Functional MRI and magnetoencephalography (MEG) studis of the neural basis of lipreading

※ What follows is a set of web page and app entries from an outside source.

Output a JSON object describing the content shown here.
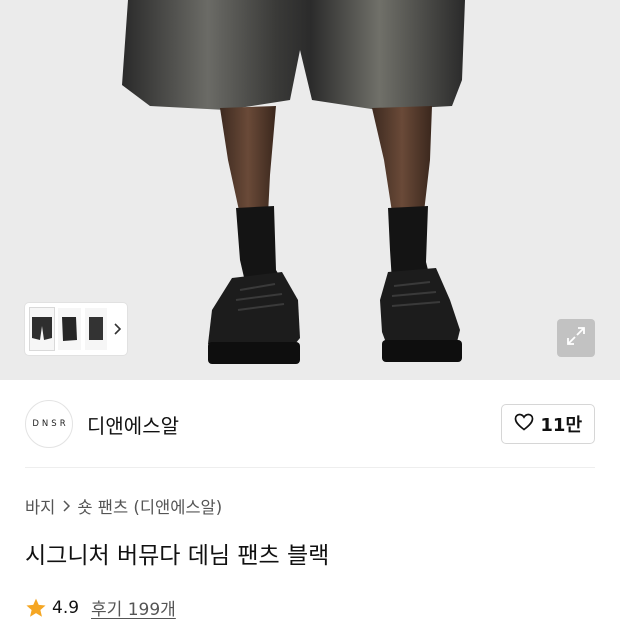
{
  "brand": {
    "logo_text": "DNSR",
    "name": "디앤에스알"
  },
  "like": {
    "count": "11만"
  },
  "breadcrumb": {
    "category": "바지",
    "subcategory": "숏 팬츠 (디앤에스알)"
  },
  "product": {
    "title": "시그니처 버뮤다 데님 팬츠 블랙"
  },
  "rating": {
    "score": "4.9",
    "reviews": "후기 199개"
  },
  "icons": {
    "like": "heart-outline-icon",
    "zoom": "expand-icon",
    "thumb_next": "chevron-right-icon",
    "breadcrumb_sep": "chevron-right-icon",
    "rating": "star-icon"
  },
  "colors": {
    "star": "#f5a623",
    "text_primary": "#111111",
    "text_secondary": "#555555",
    "photo_background": "#ebebeb"
  }
}
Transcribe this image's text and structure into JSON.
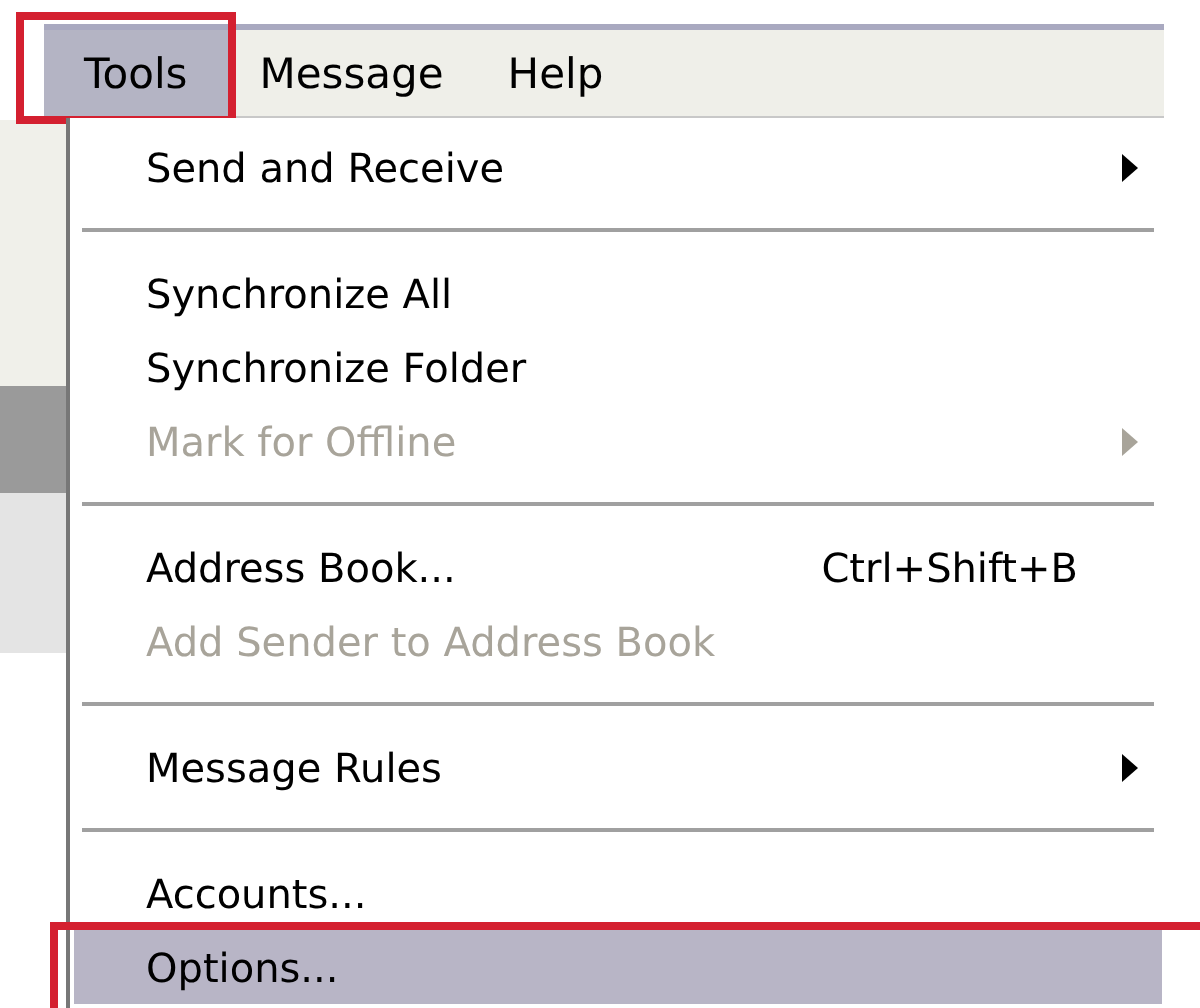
{
  "menubar": [
    {
      "label": "Tools",
      "selected": true,
      "annotated": true
    },
    {
      "label": "Message",
      "selected": false,
      "annotated": false
    },
    {
      "label": "Help",
      "selected": false,
      "annotated": false
    }
  ],
  "menu": [
    {
      "kind": "item",
      "label": "Send and Receive",
      "submenu": true,
      "disabled": false,
      "selected": false,
      "annotated": false
    },
    {
      "kind": "separator"
    },
    {
      "kind": "item",
      "label": "Synchronize All",
      "submenu": false,
      "disabled": false,
      "selected": false,
      "annotated": false
    },
    {
      "kind": "item",
      "label": "Synchronize Folder",
      "submenu": false,
      "disabled": false,
      "selected": false,
      "annotated": false
    },
    {
      "kind": "item",
      "label": "Mark for Offline",
      "submenu": true,
      "disabled": true,
      "selected": false,
      "annotated": false
    },
    {
      "kind": "separator"
    },
    {
      "kind": "item",
      "label": "Address Book...",
      "shortcut": "Ctrl+Shift+B",
      "submenu": false,
      "disabled": false,
      "selected": false,
      "annotated": false
    },
    {
      "kind": "item",
      "label": "Add Sender to Address Book",
      "submenu": false,
      "disabled": true,
      "selected": false,
      "annotated": false
    },
    {
      "kind": "separator"
    },
    {
      "kind": "item",
      "label": "Message Rules",
      "submenu": true,
      "disabled": false,
      "selected": false,
      "annotated": false
    },
    {
      "kind": "separator"
    },
    {
      "kind": "item",
      "label": "Accounts...",
      "submenu": false,
      "disabled": false,
      "selected": false,
      "annotated": false
    },
    {
      "kind": "item",
      "label": "Options...",
      "submenu": false,
      "disabled": false,
      "selected": true,
      "annotated": true
    }
  ]
}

Seeing the articulatory gestures of a speaker significantly enhances speech perception. Recent advances in magnetoencephalography (MEG) and functional magnetic resonance imaging (fMRI), such as cortically constrained fMRI-weighted linear inverse estimation methods, are making it possible to study the neural basis of audiovisual interactions in speech perception. Findings from recent MEG studies suggest that visual stimuli influence auditory cortex already ~100 ms from stimulus onset and given that articulatory gestures typically precede speech sounds by a few tens of milliseconds it is possible that visual stimuli modulate auditory processing already at relatively early processing stages. fMRI studies suggest that a network of cortical areas is activated during speech perception, including the primary auditory cortex, posterior superior temporal sulcus, and speech motor areas. Tentatively, it is possible that activation of the speech motor system during lipreading enhance speech perception by tuning, in a top-down fashion, speech-sound processing in the superior aspects of the posterior temporal lobe. Anatomically, the superior-posterior temporal lobe areas receive connections from the auditory, visual, and speech motor cortical areas. Thus, it is possible that neuronal receptive fields are shaped during development to respond to speech-sound features that coincide with visual and motor speech cues, in contrast with the anterior/lateral temporal lobe areas that might process speech sounds predominantly based on acoustic cues. The superior-posterior temporal lobe areas have also been consistently associated with auditory spatial processing and the involvement of these areas in audiovisual speech perception might partly be explained by the spatial processing requirements when associating sounds, seen articulations, and one?s own motor movements. In this talk, empirical findings relating to this hypothesis are reviewed along with a brief overview of combined MEG/fMRI methodology.